"I believe St. Andrews golf course is a tsunami deposit," said Bryant, head of geosciences at Wollongong University south of Sydney.

Over the past 2,000 years, tsunamis have officially killed 462,597 people in the Pacific region alone, with the largest toll recorded in the Japanese islands.

Of the top recorded events, the Lisbon earthquake of 1755 is said to have triggered a 15-meter high wave that destroyed the port of Lisbon and caused widespread destruction in southwest Spain, western Morocco and across the Atlantic in the Caribbean.

Modern science blames the killer waves on earthquakes, and most countries believe they are immune.

But in his book, "Tsunamis -- The Underrated Hazard," Bryant argues that submarine landslides, underwater volcanoes and even the potentially catastrophic scenario of a meteorite impact must also be taken into account when evaluating tsunami risk.

That means a destructive tsunami moving at 250 meters per second in deep water, 85 meters per second across continental shelves and at 10 meters per second at shore could strike an unprotected coastal metropolis anywhere, killing thousands.

In 1989, Bryant was dabbling into the coastal evolution of rock platforms and sand barriers along the coastline of eastern Australia when he noticed something strange.

Giant boulders, some the size of boxcars and weighing almost 100 tons, were jammed 33 meters above sea level into a crevice at the top of a rock platform sheltered from storm waves.

Further field work found gravel dunes on a 130-meter-high headland and other massive boulders more than 100 meters inland.

This could not be explained by normal wave action or storms.
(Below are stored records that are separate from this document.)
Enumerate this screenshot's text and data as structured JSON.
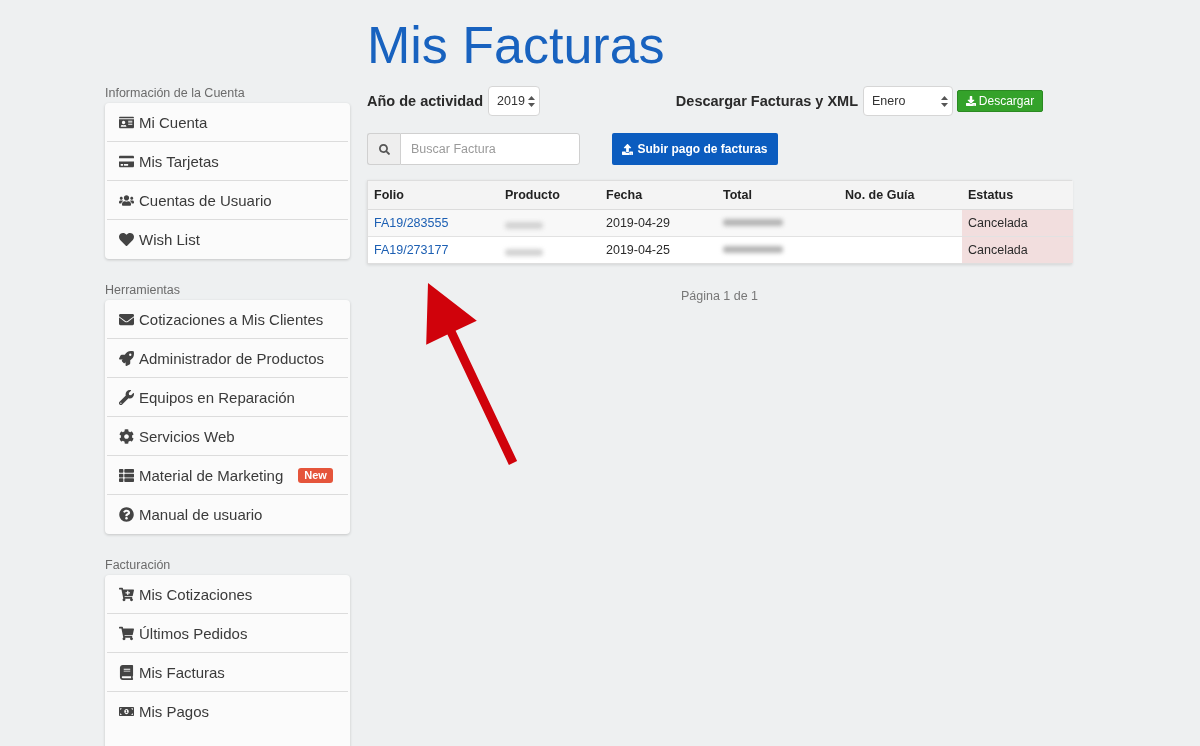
{
  "page": {
    "title": "Mis Facturas"
  },
  "sidebar": {
    "sections": [
      {
        "heading": "Información de la Cuenta",
        "items": [
          {
            "label": "Mi Cuenta"
          },
          {
            "label": "Mis Tarjetas"
          },
          {
            "label": "Cuentas de Usuario"
          },
          {
            "label": "Wish List"
          }
        ]
      },
      {
        "heading": "Herramientas",
        "items": [
          {
            "label": "Cotizaciones a Mis Clientes"
          },
          {
            "label": "Administrador de Productos"
          },
          {
            "label": "Equipos en Reparación"
          },
          {
            "label": "Servicios Web"
          },
          {
            "label": "Material de Marketing",
            "badge": "New"
          },
          {
            "label": "Manual de usuario"
          }
        ]
      },
      {
        "heading": "Facturación",
        "items": [
          {
            "label": "Mis Cotizaciones"
          },
          {
            "label": "Últimos Pedidos"
          },
          {
            "label": "Mis Facturas"
          },
          {
            "label": "Mis Pagos"
          }
        ]
      }
    ]
  },
  "filters": {
    "year_label": "Año de actividad",
    "year": "2019",
    "download_label": "Descargar Facturas y XML",
    "month": "Enero",
    "download_button": "Descargar"
  },
  "search": {
    "placeholder": "Buscar Factura"
  },
  "upload_button": "Subir pago de facturas",
  "table": {
    "columns": [
      "Folio",
      "Producto",
      "Fecha",
      "Total",
      "No. de Guía",
      "Estatus"
    ],
    "rows": [
      {
        "folio": "FA19/283555",
        "product_blurred": true,
        "fecha": "2019-04-29",
        "total_blurred": true,
        "estatus": "Cancelada",
        "color": "#f2dede"
      },
      {
        "folio": "FA19/273177",
        "product_blurred": true,
        "fecha": "2019-04-25",
        "total_blurred": true,
        "estatus": "Cancelada",
        "color": "#f2dede"
      }
    ]
  },
  "pagination": "Página 1 de 1"
}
"But a tsunami could do this," Bryant said.

To the scorn of many modern scientists, Bryant says it is "naive" to base what we know about tsunamis simply on documented history.

In North America and Australia, official history only goes back as far as white colonization. We may be ignoring the legends of the Indians of North America, the Aborigines of Australia or the Maoris of New Zealand at our peril, he said.

One Aboriginal tale tells how one of the four pillars holding up the sky collapsed in the east and the sea also fell in.

Using dating techniques, Bryant argues there is evidence that eastern Australia was struck by a mega-tsunami around 1500, which would coincide with the Aboriginal tale of a "great white wave."

Bryant said Japanese researchers probing past tsunamis had found evidence of a massive earthquake off Oregon in 1700 that would coincide with the Indian tales and with a Pacific seismic zone where the Juan de Fuca tectonic plate grinds under the North American plate in a process called subduction.

"We now know the Oregon subduction zone goes every 300 years. First, 1700, now 2002?" he wonders with raised eyebrows.

What's more, he has found signs that tsunamis have struck the New South Wales coast with alarming regularity every 500 years.

Chile, Japan and Hawaii already have warning systems and evacuation drills. Seabed sensors can send tsunami warnings via satellite triggering bells, alarms and telephones within minutes.

"The only guarantee or prediction is that they will happen again, sometime soon, on a coastline near you," Bryant said.